I had driven about two blocks before a neighbor waived me to stop and I looked back in cold horror to see Babu’s empty harness dragging from her leash.
By this time, Babu had become such an integral and beloved part of our lives. It’s hard to convey how much of our love we had entwined with this little being. The image of what may have happened to my angel was more horrific than I could ever express. I turned the truck around in horror to face whatever destiny lay waiting. When I got home, there she was! Alive and well, standing with Loveleen in front of our house, wagging her fluffy tail. I ran out to hug her and to receive her long kisses – both of us knowing just how close a call it had been. Loveleen had watched in terror as I drove off with Babu running behind my accelerating truck. That the harness miraculously slipped off her is something hard to explain. As I held my baby girl in deep gratitude, a praying mantis came from nowhere and landed on my hand. Grace. True story. Thank you.
But the biggest miracle by far was that for fourteen years we were all able to share a deep and priceless bond of love. I won’t lie. We’ve been good caretakers. Babu got her walks every day – she was showered with love and treats, and sometimes went for hikes through the redwoods or rolling hills. But what we’ve given to her can never compare to what she gave to us. Babu was a part of our lives. A big part. But we were a much bigger part of hers. She loved us profoundly. Wherever I went, she would follow. Whenever I looked up at her, she would be watching me. Whenever we drove home, she would be waiting, always overjoyed to see us. Her love was extraordinary.
One of my favorite things was getting kisses from her and looking into her innocent eyes while she kissed. Oh my lord, what a precious being. Knowing that she was dying, I made sure to do this often. Though it may sound odd, Babu and I would stare into each others’ eyes while she kissed me – sharing together an exchange of love – two beings radiating all of our love toward one another. The love that flowed was universal and overflowing. In love, we were true equals.
Babu was blessed to live a healthy life, though her last month was hard. Most everything began going wrong. Diabetes. Kidney disease. Liver disease. Infections. Seizures. Loss of mobility. No appetite. Through it all, she stayed loving.

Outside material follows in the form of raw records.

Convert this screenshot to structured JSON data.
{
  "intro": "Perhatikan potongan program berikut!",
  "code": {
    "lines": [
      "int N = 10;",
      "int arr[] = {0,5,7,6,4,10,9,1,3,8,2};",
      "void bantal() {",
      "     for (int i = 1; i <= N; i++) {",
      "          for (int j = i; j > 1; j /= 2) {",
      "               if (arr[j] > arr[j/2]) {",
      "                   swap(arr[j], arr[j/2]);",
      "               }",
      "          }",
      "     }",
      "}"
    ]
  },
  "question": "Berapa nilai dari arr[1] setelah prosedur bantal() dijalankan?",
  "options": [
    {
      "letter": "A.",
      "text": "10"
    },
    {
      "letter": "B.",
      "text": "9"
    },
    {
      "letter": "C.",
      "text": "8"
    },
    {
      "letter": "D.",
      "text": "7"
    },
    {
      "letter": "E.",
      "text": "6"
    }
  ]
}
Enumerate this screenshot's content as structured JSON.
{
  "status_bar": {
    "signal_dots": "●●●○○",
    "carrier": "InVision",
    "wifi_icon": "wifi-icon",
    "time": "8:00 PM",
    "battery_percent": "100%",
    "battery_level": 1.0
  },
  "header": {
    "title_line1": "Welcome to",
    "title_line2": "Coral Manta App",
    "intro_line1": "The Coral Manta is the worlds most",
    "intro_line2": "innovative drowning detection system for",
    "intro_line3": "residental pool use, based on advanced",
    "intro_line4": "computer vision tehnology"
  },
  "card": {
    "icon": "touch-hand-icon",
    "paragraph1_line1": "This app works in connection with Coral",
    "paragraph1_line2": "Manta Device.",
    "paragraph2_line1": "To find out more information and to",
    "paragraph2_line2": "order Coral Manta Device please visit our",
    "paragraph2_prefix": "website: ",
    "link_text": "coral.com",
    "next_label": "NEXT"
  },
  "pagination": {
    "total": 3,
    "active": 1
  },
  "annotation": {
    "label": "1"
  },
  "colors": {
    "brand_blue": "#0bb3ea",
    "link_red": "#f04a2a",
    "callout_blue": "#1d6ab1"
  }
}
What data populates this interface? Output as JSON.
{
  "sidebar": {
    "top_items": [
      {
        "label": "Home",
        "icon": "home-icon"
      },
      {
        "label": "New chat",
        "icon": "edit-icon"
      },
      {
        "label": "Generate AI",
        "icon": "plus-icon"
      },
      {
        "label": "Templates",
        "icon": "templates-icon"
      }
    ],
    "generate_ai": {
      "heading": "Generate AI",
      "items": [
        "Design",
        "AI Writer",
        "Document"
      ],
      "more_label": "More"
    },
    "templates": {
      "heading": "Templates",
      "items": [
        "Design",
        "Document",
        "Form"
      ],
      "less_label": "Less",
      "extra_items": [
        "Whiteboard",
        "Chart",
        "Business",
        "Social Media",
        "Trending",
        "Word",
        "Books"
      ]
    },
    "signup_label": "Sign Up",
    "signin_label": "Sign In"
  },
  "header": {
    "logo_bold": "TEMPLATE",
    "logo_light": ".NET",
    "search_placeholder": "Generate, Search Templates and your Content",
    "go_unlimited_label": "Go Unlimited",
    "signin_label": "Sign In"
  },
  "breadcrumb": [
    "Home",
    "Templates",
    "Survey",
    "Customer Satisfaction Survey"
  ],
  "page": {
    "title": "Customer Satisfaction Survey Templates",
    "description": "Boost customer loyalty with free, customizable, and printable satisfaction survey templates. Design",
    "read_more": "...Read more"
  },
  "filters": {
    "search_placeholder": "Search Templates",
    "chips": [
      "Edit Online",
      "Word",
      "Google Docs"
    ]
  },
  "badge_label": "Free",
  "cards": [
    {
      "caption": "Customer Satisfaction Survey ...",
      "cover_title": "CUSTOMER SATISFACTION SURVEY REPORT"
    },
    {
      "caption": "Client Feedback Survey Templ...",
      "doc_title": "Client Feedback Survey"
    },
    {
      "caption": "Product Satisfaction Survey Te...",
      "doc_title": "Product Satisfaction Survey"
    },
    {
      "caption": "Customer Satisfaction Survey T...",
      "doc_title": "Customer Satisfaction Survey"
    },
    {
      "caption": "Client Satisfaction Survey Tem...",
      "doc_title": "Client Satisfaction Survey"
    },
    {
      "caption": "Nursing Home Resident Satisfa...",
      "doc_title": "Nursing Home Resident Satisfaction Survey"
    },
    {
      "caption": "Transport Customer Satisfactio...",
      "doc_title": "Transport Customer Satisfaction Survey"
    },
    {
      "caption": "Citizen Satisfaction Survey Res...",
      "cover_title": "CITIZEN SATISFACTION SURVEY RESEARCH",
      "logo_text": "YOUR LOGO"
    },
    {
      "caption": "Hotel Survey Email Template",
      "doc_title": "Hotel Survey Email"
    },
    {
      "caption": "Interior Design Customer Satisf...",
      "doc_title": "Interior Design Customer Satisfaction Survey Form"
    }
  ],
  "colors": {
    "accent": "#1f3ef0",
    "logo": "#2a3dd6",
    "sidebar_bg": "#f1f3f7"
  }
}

We did everything we could. If she was to die, we wanted it to end on the right note – in harmony with the beauty and joy of her life. Deciding when to let go is a decision I wish on no one. That we were able to compassionately make this decision is something most take for granted for animals, though it’s a nearly taboo subject for people. This is something that ought to change. It is said that one’s state of mind at the moment of death sets the course for what comes next and is therefore of utmost importance. What matters most is that one’s mind is with love.
Knowing in our hearts that it was Babu’s time, Loveleen drove my truck as I lay with Babu in the back – my arm over her fluffiness, our heads pressed together, feeling the tremendous loss that had arrived. It was in the back of my truck that she was laid to rest. I could feel her pure white spirit surround us. Minutes later, a young dog appeared on the hill above us – a fluffy white dog with a puppy energy and an eerie resemblance to Babushka. It sat and looked at us as if to say “I am here. I’ve crossed over. I’m OK. Life goes on.”
All animals – every one of them – are our kin. We need to respect and treat them as such. Thank you, little Babushka, for all of your love and protection. And thanks to all the beloved beings of the world. Happy 14th Birthday on this Valentine’s Day. We’ll love you forever.